During the period April 1945 to October 1946 he had flight training at the Naval Air Station at Ottumwa, Iowa; Corpus Christi, Texas; Cecil Field, Jacksonville, and Whiting Field, Florida. Designated Naval Aviator in April 1946, he remained in Florida area until October of that year and in November joined Fighting Squadron Two-E to serve as Maintenance and Operations Officer. In November 1948 he transferred to Fighter Squadron Eighty-One for duty as Maintenance Officer until May 1949, after which he was assigned as Overhaul and Repair Enlisted Personnel Officer; Administrative Assistant to the Commanding Officer of the Naval Air Station, Jacksonville; and Administrative Assistant to Commander Naval Air Bases Sixth Naval District. From August 1951 to January 1953 he was Assistant Air Officer and later Air Officer on board the USS Gilbert Island (CVE-107), then in February 1953 reported as Operations Officer of Fighter Squadron Seventy-Two.

Assigned to the Bureau of Naval Personnel, Washington, DC, in April 1954, he was Aide and Administrative Officer to the Chief of Naval Personnel until January 1957, then had instruction at the Armed Forces Staff College, Norfolk, Virginia. In June 1957 he became Executive Officer of Attack Squadron One Hundred Fifty-Six and in December 1958 assumed command of Fighter Squadron Two Hundred Eleven (later redesignated Fighter Squadron Twenty Four). From January 1960 to June 1961 he was Executive Officer of the Fleet Operations Control Center, US Pacific Fleet, headquartered in Oahu, Hawaii. He next was a student in Naval Warfare at the Naval War College, Newport, Rhode Island, until June 1962, and remained there until March 1963 as Assistant for Air Operations Naval Command Course for foreign students.

In May 1963 he joined the USS Bon Homme Richard (CVA-31) as Executive Officer and in June 1964 joined the Staff of Commander Naval Air Force, US Atlantic Fleet as Operations Officer. From July 1966 to August 1967 he commanded the USS Lasalle (LPD-3), then reported as Deputy Director of Operations on the staff of Commander Task Force Two. He also served as project Officer for Combat Aircraft Recording Data System. He was awarded the Joint Service Commendation Medal for “meritorious service from August 1967 to June 1968, while serving as Deputy Director of Operations, and subsequently, as Test Director for the Combat Aircraft Recording and Data System (Cards) Test, Joint Task Force Two…” The citation further states in part:

“As Deputy Director of Operations, he contributed significantly to the many and varied test activities required during the planning and execution phases. Captain Clark directed CARDS as a Research and Development type project in answer to urgent requirements from Southeast Asia.

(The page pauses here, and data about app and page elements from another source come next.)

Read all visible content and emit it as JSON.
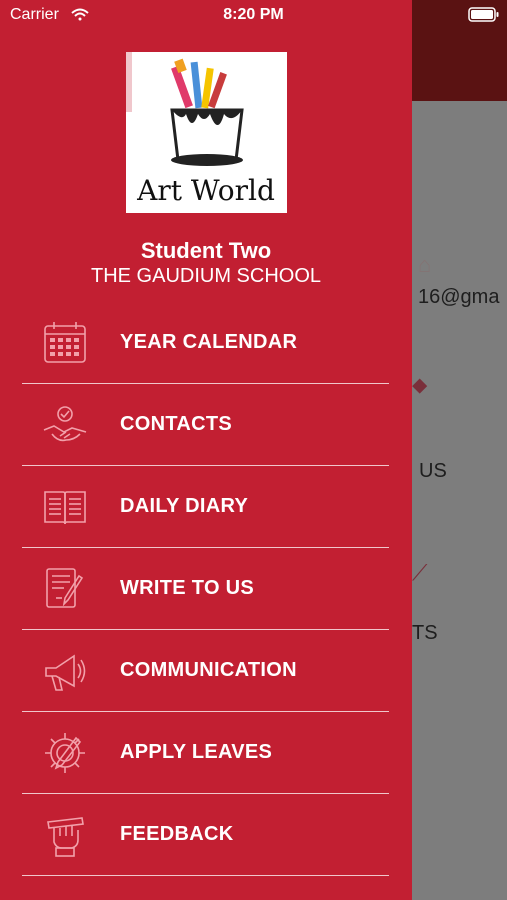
{
  "status_bar": {
    "carrier": "Carrier",
    "time": "8:20 PM"
  },
  "logo": {
    "text": "Art World"
  },
  "profile": {
    "student_name": "Student Two",
    "school_name": "THE GAUDIUM SCHOOL"
  },
  "menu": [
    {
      "label": "YEAR CALENDAR",
      "icon": "calendar-icon"
    },
    {
      "label": "CONTACTS",
      "icon": "handshake-icon"
    },
    {
      "label": "DAILY DIARY",
      "icon": "open-book-icon"
    },
    {
      "label": "WRITE TO US",
      "icon": "write-document-icon"
    },
    {
      "label": "COMMUNICATION",
      "icon": "megaphone-icon"
    },
    {
      "label": "APPLY LEAVES",
      "icon": "gear-pencil-icon"
    },
    {
      "label": "FEEDBACK",
      "icon": "hand-pencil-icon"
    }
  ],
  "background": {
    "email_fragment": "16@gma",
    "item_fragment_1": "US",
    "item_fragment_2": "TS"
  },
  "colors": {
    "drawer": "#c21f32",
    "header_behind": "#5a1212",
    "text": "#ffffff"
  }
}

His extraordinary performance reflected his sound operational judgment as well as his scientific and cost-effective approach to problems during this development effort. His managerial ability, coupled with his personal initiative and grasp of technical details, earned him the respect of all with whom he associated. The results of his efforts will enable operational commanders in the field to evaluate combat aircraft tactics and meet new and changing threats….”

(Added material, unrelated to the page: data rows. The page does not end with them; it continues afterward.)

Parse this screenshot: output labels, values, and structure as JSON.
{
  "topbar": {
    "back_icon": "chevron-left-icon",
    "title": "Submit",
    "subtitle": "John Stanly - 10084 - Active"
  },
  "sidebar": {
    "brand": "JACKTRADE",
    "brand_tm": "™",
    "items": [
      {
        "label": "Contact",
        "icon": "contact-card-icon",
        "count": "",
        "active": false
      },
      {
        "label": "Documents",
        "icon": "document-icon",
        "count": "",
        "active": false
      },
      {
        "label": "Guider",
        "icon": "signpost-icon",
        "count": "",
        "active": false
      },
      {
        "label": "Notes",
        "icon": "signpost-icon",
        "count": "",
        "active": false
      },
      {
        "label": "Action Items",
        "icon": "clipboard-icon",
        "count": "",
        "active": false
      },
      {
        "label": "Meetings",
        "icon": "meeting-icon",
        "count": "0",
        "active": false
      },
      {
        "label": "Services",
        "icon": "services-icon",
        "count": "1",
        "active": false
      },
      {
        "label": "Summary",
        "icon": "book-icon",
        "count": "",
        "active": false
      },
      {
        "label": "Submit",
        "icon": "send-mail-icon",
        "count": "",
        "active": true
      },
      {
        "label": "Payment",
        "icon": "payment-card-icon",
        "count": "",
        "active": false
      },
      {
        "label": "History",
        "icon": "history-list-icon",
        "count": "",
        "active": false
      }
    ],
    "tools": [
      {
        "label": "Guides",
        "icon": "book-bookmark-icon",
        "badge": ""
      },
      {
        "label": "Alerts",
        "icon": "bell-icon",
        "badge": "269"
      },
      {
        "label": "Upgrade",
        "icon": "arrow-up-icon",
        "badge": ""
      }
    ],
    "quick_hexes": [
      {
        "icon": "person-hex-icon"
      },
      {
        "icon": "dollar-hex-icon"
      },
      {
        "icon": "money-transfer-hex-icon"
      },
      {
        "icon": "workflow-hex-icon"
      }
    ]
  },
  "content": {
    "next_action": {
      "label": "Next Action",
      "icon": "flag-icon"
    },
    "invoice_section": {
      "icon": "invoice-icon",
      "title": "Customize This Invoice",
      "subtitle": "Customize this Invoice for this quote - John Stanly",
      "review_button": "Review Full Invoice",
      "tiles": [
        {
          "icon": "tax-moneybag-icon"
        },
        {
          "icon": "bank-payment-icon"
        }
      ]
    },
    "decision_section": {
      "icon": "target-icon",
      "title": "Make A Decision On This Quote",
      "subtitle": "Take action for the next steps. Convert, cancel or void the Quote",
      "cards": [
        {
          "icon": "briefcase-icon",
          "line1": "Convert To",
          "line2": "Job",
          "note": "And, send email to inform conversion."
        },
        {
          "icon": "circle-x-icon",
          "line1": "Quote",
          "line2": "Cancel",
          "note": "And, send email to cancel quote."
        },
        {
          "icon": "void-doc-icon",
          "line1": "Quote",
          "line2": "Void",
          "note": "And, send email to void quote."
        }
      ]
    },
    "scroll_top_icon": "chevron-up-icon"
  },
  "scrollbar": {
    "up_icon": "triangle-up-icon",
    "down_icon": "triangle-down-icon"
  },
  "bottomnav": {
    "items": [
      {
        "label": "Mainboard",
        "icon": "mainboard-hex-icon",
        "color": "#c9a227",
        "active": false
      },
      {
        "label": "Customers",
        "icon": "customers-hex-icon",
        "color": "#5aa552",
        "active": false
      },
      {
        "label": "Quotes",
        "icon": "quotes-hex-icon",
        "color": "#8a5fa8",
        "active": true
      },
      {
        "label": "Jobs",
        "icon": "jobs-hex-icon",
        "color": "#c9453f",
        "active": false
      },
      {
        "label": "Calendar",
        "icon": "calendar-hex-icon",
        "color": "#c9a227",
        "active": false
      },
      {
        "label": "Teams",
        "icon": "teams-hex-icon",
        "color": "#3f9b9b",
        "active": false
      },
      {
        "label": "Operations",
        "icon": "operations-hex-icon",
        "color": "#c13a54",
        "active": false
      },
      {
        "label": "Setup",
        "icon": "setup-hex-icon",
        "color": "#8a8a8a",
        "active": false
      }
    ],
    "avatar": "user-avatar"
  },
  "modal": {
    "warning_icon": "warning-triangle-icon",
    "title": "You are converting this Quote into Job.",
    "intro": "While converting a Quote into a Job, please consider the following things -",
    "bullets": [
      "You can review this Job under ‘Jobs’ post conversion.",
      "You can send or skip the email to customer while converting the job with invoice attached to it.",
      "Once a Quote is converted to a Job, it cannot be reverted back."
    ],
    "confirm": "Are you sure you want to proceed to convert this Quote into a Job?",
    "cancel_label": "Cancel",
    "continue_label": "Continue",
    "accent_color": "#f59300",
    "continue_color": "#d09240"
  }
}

In July 1968 he assumed command of the Naval Air Station, Twin Cities, Minnesota, and in July 1970 became Chief of Staff and Aide to the Chief of Naval Air Training headquartered at the Naval Air Station, Memphis, at Millington, Tennessee.

In addition to the Joint Service Commendation Medal, the Purple Heart Medal, and the Navy Unit Commendation Ribbon, Captain Clark has the American Campaign Medal; Asiatic-Pacific Campaign Medal with six stars; World War II Victory Medal; Korean Service Medal; United Nations Service Medal; and the Philippine Liberations Ribbon.


Published: Fri Apr 30 12:30:29 EDT 2021